Where Jacobs speaks of “the infantile fear of the other, of the strange and the unknown” referring to “rival theories”, I would question the fear of the unknown that leads to an idealized use of theories as reassurances in the face of overwhelming archaic sensations, which emerge in the analytic relationship. In the frequent tendency to idealize theories in psychoanalysis I would ask how much influence occurs by the body-mind dissociation (Lombardi 2016, 2017): a dissociation that emphasizes the “mental” as a flight from the bodily impact in human interactions and the challenge of the body-affect-thought evolution (Lombardi 2009).
An excessive emphasis on theories could reduce psychoanalysis to an abstract system of ideas not necessarily grounded in reality (Freud 1915, Vassalli 2001), where it is rather the relational exchange, the ability to observe, the work-in-progress of the construction of hypotheses (to compare with few essential psychoanalytic theories) and the therapeutic benefit (as an essential source of reality check) that can offer effective parameters in psychoanalysis.
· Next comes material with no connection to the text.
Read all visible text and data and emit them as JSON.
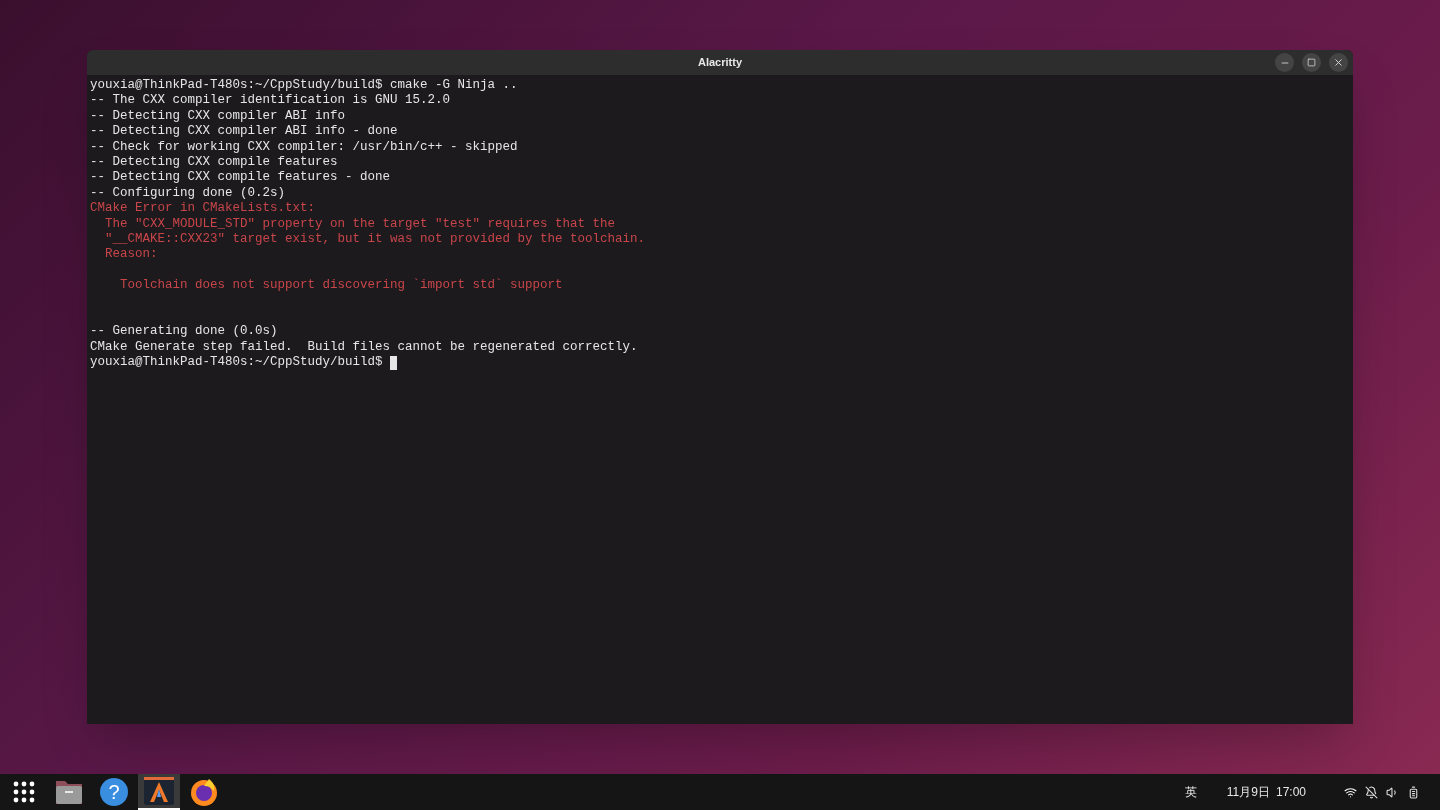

BION, WR (1957). Differentiation of psychotic from the non-psychotic personalities. In Second Thoughts. London, Karnac.
FREUD S. (1915) The unconscious. S.E. 14
LOMBARDI R. (2003). Mental models and language registers in the psychoanalysis of psychosis. Int. J. Psycho-Anal., 84(4):843-863
LOMBARDI R. (2009). Body, Affect, Thought: Reflections on the Work of Matte Blanco and Ferrari. Psychoanal. Q., 78(1):123-160
LOMBARDI R. (2012). Il corpo nella teoria della mente di Wilfred R. Bion. http://www.consecutio.org/2012/02/il-corpo-nella-teoria-della-mente-di-wilfred-r-bion/
LOMBARDI R. (2015). Few or Thousands of Theories in Psychoanalysis? Internationalpsychoanalys.net, August the 3rd.
LOMBARDI R. (2016). Metà prigioniero, metà alato: La dissociazione corpo-mente in psicoanalisi. Torino, Bollati Boringhieri.
LOMBARDI R. (2017). Body-Mind Dissociation in Psychoanalysis: Development after Bion. London, Routledge.
LOMBARDI R. (2019). Il corpo in Freud e Klein. Appunti su continuità e differenze. Riv. Psicoanal., 65, 1, 45-66.
VASSALLI G. (2001). The birth of psychoanalysis from the spirit of technique, Int. J. Psycho-Anal., 82, 3-26
Riccardo Lombardi (CdPR) is a Training and Supervising Analyst of SPI and IPA. He lives and practice in Rome.